The exploding man is explained to be the latest victim of a serial killer targeting members of the Indian community in the London suburb of Southall. The police, led by inspector Smythe (Mark Addy), enlist the help of a detective of Indian descent named Raj (Sendhil Ramamurthy) to search for clues within the community.
Raj is the childhood friend of Roopi (Goldy Notay), an overweight young woman still recovering from being dumped by her fiance. Roopi’s mother, Mrs. Sethi (Shabana Azmi), is desperate to see her daughter married — so desperate that she’s been killing prospective husbands that have rejected Roopi, as well as their family members, using her culinary skills.
Mrs. Sethi is haunted by the ghosts of her victims, who can’t move on until Mrs. Sethi is dead. The only other person who can sense the ghosts is Roopi’s best friend, Linda (Golden Globe winner Sally Hawkins), who’s renamed herself Geetali after a spiritual awakening on a trip to India. Mrs. Sethi promises to kill herself after Roopi is married, provided the ghosts help her accomplish her mission.
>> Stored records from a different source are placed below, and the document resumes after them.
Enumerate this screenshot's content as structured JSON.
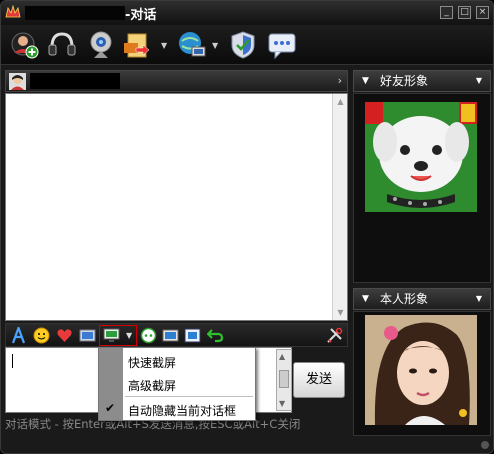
{
  "window": {
    "title": "-对话"
  },
  "toolbar": {
    "buttons": [
      {
        "name": "add-contact-icon"
      },
      {
        "name": "voice-headset-icon"
      },
      {
        "name": "webcam-icon"
      },
      {
        "name": "send-file-icon"
      },
      {
        "name": "remote-desktop-icon"
      },
      {
        "name": "security-shield-icon"
      },
      {
        "name": "message-bubble-icon"
      }
    ]
  },
  "format_bar": {
    "icons": [
      "font-icon",
      "emoticon-icon",
      "heart-icon",
      "image-icon",
      "screenshot-icon",
      "voice-message-icon",
      "picture-icon",
      "card-icon",
      "undo-arrow-icon",
      "settings-tools-icon"
    ]
  },
  "send": {
    "label": "发送"
  },
  "status": {
    "text": "对话模式 - 按Enter或Alt+S发送消息,按ESC或Alt+C关闭"
  },
  "screenshot_menu": {
    "items": [
      {
        "label": "快速截屏",
        "checked": false
      },
      {
        "label": "高级截屏",
        "checked": false
      },
      {
        "label": "自动隐藏当前对话框",
        "checked": true
      }
    ]
  },
  "side": {
    "friend_header": "好友形象",
    "self_header": "本人形象"
  },
  "colors": {
    "accent_red": "#d00000",
    "background": "#1a1a1a"
  }
}
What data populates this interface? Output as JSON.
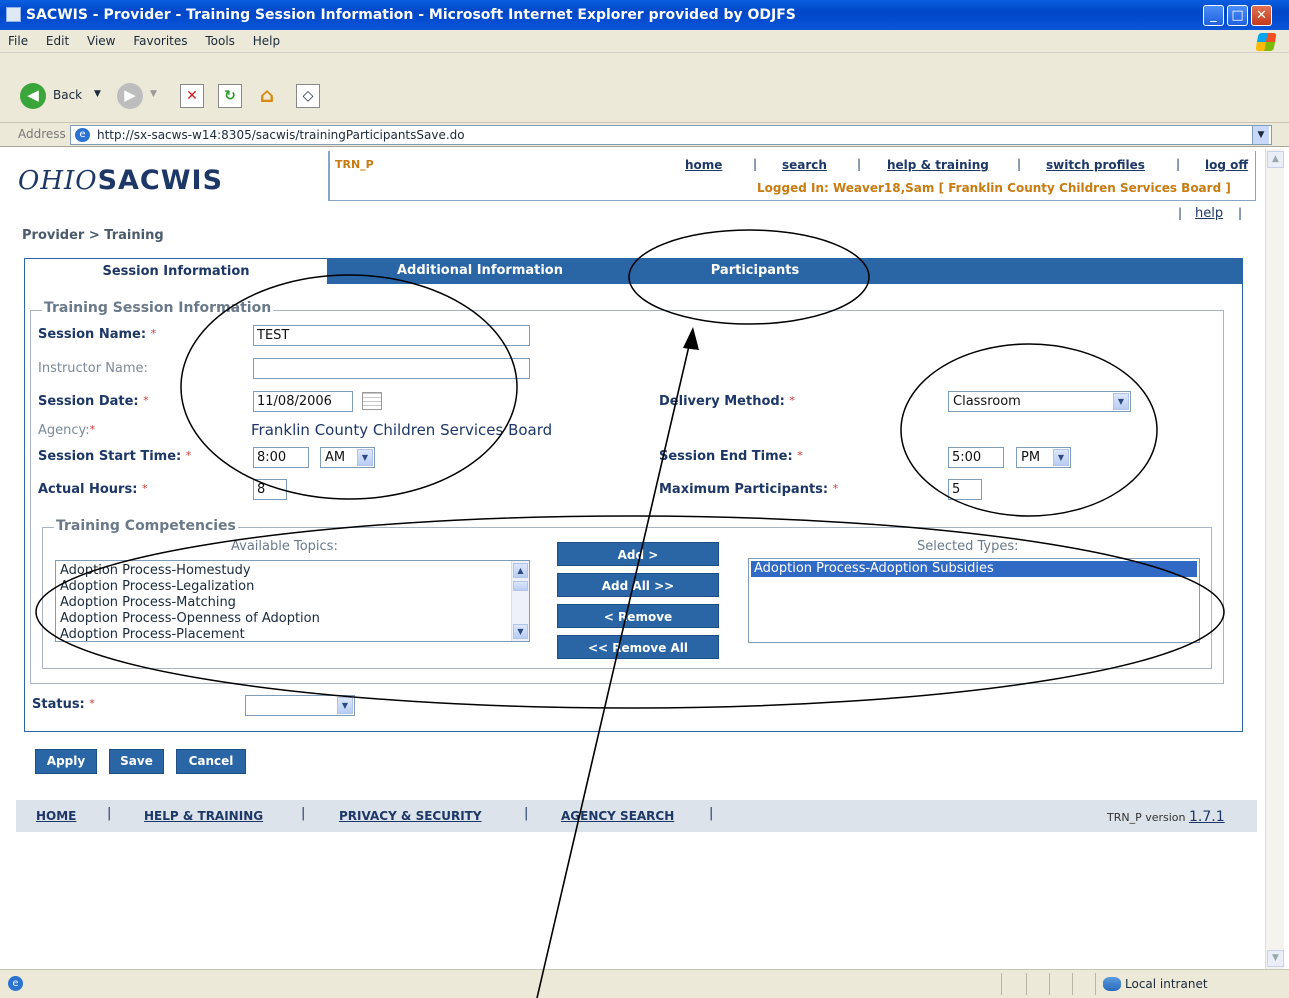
{
  "window": {
    "title": "SACWIS - Provider - Training Session Information - Microsoft Internet Explorer provided by ODJFS",
    "buttons": {
      "minimize": "_",
      "maximize": "□",
      "close": "✕"
    }
  },
  "menu": [
    "File",
    "Edit",
    "View",
    "Favorites",
    "Tools",
    "Help"
  ],
  "toolbar": {
    "back_label": "Back"
  },
  "address": {
    "label": "Address",
    "url": "http://sx-sacws-w14:8305/sacwis/trainingParticipantsSave.do"
  },
  "header": {
    "logo_script": "OHIO",
    "logo_bold": "SACWIS",
    "page_code": "TRN_P",
    "links": [
      "home",
      "search",
      "help & training",
      "switch profiles",
      "log off"
    ],
    "logged_in": "Logged In:  Weaver18,Sam [ Franklin County Children Services Board ]",
    "help": "help"
  },
  "breadcrumb": "Provider > Training",
  "tabs": [
    "Session Information",
    "Additional Information",
    "Participants"
  ],
  "form": {
    "legend": "Training Session Information",
    "session_name_label": "Session Name:",
    "session_name_value": "TEST",
    "instructor_label": "Instructor Name:",
    "instructor_value": "",
    "session_date_label": "Session Date:",
    "session_date_value": "11/08/2006",
    "agency_label": "Agency:",
    "agency_value": "Franklin County Children Services Board",
    "start_time_label": "Session Start Time:",
    "start_time_value": "8:00",
    "start_ampm": "AM",
    "actual_hours_label": "Actual Hours:",
    "actual_hours_value": "8",
    "delivery_label": "Delivery Method:",
    "delivery_value": "Classroom",
    "end_time_label": "Session End Time:",
    "end_time_value": "5:00",
    "end_ampm": "PM",
    "max_participants_label": "Maximum Participants:",
    "max_participants_value": "5",
    "required_marker": "*"
  },
  "competencies": {
    "legend": "Training Competencies",
    "available_label": "Available Topics:",
    "selected_label": "Selected Types:",
    "available": [
      "Adoption Process-Homestudy",
      "Adoption Process-Legalization",
      "Adoption Process-Matching",
      "Adoption Process-Openness of Adoption",
      "Adoption Process-Placement"
    ],
    "selected": [
      "Adoption Process-Adoption Subsidies"
    ],
    "buttons": {
      "add": "Add >",
      "add_all": "Add All >>",
      "remove": "< Remove",
      "remove_all": "<< Remove All"
    }
  },
  "status": {
    "label": "Status:",
    "value": ""
  },
  "actions": {
    "apply": "Apply",
    "save": "Save",
    "cancel": "Cancel"
  },
  "footer": {
    "links": [
      "HOME",
      "HELP & TRAINING",
      "PRIVACY & SECURITY",
      "AGENCY SEARCH"
    ],
    "version_prefix": "TRN_P version",
    "version": "1.7.1"
  },
  "statusbar": {
    "zone": "Local intranet"
  },
  "colors": {
    "tab_blue": "#2a66a6",
    "navy_text": "#1d3766",
    "orange_text": "#c77b10",
    "required_red": "#d03a3a"
  }
}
It’s a Wonderful Afterlife is full of missed opportunities. The ghosts, who should be a goldmine of humor, instead offer bland observations and little in the way of assistance to Mrs. Sethi, as they have no supernatural powers. Their decaying visages are pointlessly gross.
Mrs. Sethi should be a source of comedy herself, but she’s dull as well. She never exhibits a hint of the kind of rage one would need to feel in order to commit murder (all but one of the murders happen off-screen). Her conversations with the ghosts are just boring exposition.
Part of the movie’s problem is that the Roopi and her mother get overshadowed by the ghosts, the cops, and especially Linda. Much screen time is spent on Linda’s psychic abilities, scenes in which Roopi, the heroine, acts as a passive observer. Roopi’s budding romance with Raj is shown in a short musical montage, yet a multiple scenes are devoted to Linda’s engagement to Dev (Jimi Mistry). Linda’s even the star of the film’s climax, a revolting homage to the movie Carrie.
Sally Hawkins is good as Linda, and newcomer Goldy Notay gives a strong performance as Roopi as well. I’d have preferred that she be given more to do, as the movie is all about Roopi’s want of a husband, after all. Still, there’s not much that could have saved It’s a Wonderful Afterlife — not even a pandering shot of Sendhil Ramamurthy shirtless — since the alleged comedy just isn’t funny.